To work on important issues in the face of climate change, the IPM Innovation Lab’s project on biodiversity and climate change assessment in Nepal organized the three-day International Conference on Biodiversity, Climate Change Assessment, and Impacts on Livelihood in Nepal from January 10-12.
The conference was inaugurated by Nepal’s president Bidya Devi Bhandari, who discussed the importance of scientists and government officials working together to address climate change.
“The whole world is concerned about the biodiversity loss and looming threats of climate change,” the president said. “Despite resource constraints and globalized nature of climate change impact, Nepal has given priority to address these concerns.”
She added that while Nepal’s contributions to global warming are negligible, due to its reliance on agriculture and economic vulnerability, it is forced to face far more than its share of climate change impact in the forms of flooding, deforestation, desertification, loss of biodiversity and habitat, and the consequent migration of people.
To address these problems, there were symposia on biological control of invasive species, climate smart agriculture, and integrated pest management. In addition, the IPM Innovation Lab organized a special symposium on the invasive tomato pest Tuta absoluta, which was confirmed in Nepal last spring and is already threatening to be a big problem in the country.
“This type of leafminer has the potential to devastate entire districts of agriculture,” said Peter Malnak, USAID’s mission director in Nepal, in his speech during the opening ceremonies of the conference. “If this pest isn’t controlled, it will likely cause significant yield and profit losses for farmers and ultimately higher selling prices, which means it will impact the vast majority of consumers in Nepal.”

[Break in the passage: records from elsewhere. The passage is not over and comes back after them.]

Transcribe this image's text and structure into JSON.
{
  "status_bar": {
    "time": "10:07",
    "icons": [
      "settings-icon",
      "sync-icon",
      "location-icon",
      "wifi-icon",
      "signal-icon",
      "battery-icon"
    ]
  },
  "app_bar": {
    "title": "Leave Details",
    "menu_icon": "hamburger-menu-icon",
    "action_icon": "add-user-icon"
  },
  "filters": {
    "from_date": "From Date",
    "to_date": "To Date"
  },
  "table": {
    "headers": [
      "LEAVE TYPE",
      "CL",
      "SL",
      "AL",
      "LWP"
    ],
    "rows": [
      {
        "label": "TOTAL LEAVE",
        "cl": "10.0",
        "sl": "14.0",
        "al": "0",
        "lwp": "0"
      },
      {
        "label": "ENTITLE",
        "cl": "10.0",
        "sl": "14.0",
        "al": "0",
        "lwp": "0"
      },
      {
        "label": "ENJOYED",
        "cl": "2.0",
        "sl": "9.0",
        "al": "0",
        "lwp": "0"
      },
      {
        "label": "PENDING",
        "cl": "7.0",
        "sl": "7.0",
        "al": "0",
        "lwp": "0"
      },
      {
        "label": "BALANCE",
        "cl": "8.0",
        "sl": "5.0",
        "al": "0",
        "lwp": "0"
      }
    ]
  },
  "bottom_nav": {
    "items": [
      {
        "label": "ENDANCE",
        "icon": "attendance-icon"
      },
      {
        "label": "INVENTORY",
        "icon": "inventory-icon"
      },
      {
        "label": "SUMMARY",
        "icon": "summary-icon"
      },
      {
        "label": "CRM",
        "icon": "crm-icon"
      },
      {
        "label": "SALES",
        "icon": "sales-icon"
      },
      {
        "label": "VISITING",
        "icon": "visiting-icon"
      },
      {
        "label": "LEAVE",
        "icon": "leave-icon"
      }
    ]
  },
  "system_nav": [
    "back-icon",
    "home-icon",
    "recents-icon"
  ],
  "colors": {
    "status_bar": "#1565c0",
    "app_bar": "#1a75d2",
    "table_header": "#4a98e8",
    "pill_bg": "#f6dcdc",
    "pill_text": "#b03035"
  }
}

Although Nepal is a small country, it is climatically diverse; traveling fewer than 200 kilometers in Nepal is the equivalent of going from the tropics to the Arctic. And nearly 70% of Nepalese people work in agriculture, making them vulnerable to the effects of climate change.
“In a way our country represents the world biodiversity in a miniature as Nepal is composed of mountains, valleys and flatlands,” said Bhandari in her opening address. “It is in this context that the conference is undoubtedly more important for Nepal.”
Overall, the conference had over 300 participants from Nepal and around the world. Organizer Pramod Kumar Jha of Tribhuvan University highlighted the importance of the conference as a large gathering of international scientists coming together to work on important problems.
“People say that this was one of its kind, not organized by any other university in Nepal of this scale and this quality,” Jha said. “This gives me immense satisfaction.”